Uzbeks, arrested in Russia on suspicion of taking part in an uprising, have been tortured, the Russian human rights group, Memorial, said on Friday.
According to the group, 14 people of Uzbek origin – 12 Uzbek nationals, a Russian and a Kyrgyz – were detained at Ivanovo, northeast of Moscow, in June following a request by the authorities in Tashkent.
The arrests were linked to the insurrection in the eastern Uzbek town of Andijan last May.
Tashkent says 187 people were killed in the uprising, but non-governmental organisations (NGOs) put the figure at between 500 and 1000.
Memorial says the 14 were beaten and given electric shocks in the presence of Uzbek interrogators, who threatened to “get even” with the detainees if they were sent home.

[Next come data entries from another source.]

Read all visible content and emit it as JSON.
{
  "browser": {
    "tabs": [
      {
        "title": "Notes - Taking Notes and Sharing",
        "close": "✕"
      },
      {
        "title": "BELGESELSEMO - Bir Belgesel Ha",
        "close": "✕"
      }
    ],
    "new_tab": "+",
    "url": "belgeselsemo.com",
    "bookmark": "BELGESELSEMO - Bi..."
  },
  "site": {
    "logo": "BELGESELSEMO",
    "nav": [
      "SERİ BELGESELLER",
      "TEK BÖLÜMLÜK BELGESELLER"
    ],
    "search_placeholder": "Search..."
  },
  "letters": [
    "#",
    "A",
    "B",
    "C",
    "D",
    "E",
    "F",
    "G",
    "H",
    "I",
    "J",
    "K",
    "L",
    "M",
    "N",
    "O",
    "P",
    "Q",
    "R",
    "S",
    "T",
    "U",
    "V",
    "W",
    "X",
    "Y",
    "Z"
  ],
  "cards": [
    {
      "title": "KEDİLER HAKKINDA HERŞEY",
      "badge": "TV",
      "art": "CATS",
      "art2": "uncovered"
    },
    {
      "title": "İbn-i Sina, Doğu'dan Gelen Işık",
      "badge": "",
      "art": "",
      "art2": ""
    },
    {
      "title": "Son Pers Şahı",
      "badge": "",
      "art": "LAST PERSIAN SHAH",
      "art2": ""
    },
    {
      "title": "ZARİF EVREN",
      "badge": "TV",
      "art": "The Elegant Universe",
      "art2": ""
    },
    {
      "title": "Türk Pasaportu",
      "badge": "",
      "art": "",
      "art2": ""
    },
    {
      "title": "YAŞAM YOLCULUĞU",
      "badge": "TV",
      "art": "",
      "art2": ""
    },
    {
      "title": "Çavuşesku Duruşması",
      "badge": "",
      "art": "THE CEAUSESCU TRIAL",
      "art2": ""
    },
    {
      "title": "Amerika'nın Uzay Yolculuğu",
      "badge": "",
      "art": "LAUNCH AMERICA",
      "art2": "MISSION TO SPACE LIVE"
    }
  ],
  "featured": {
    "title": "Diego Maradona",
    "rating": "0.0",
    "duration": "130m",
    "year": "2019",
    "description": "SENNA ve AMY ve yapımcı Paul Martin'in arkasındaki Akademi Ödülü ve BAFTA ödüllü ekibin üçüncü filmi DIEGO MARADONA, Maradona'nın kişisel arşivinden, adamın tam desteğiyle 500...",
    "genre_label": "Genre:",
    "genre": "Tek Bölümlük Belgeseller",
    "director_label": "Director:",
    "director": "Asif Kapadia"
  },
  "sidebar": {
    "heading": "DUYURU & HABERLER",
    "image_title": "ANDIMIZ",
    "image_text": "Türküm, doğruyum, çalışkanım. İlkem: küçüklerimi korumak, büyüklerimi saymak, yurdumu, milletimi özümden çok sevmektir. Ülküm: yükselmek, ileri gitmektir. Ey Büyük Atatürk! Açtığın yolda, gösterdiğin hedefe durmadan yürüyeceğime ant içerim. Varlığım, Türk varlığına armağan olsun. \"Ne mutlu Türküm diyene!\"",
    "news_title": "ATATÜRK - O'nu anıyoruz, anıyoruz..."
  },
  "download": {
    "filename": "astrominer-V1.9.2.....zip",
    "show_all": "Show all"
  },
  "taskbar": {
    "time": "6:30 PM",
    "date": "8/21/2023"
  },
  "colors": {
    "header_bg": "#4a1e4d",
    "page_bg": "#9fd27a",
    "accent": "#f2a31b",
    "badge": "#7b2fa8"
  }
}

The detained men deny links to the Andijan uprising and membership in the Akromiya movement, accused of organising the uprising, according to Russian NGOs.
A second Russian NGO, Civil Contribution, has written to the Russian Prosecutor General, Vladimir Ustinov, asking him to look into the torture charges as a matter of urgency.
The Uzbek request for extradition is under consideration by the prosecutor’s office, and Civil Contribution fears the 14 may be sent back at any moment.
Russia backed Tashkent‘s crackdown of the Andijan uprising.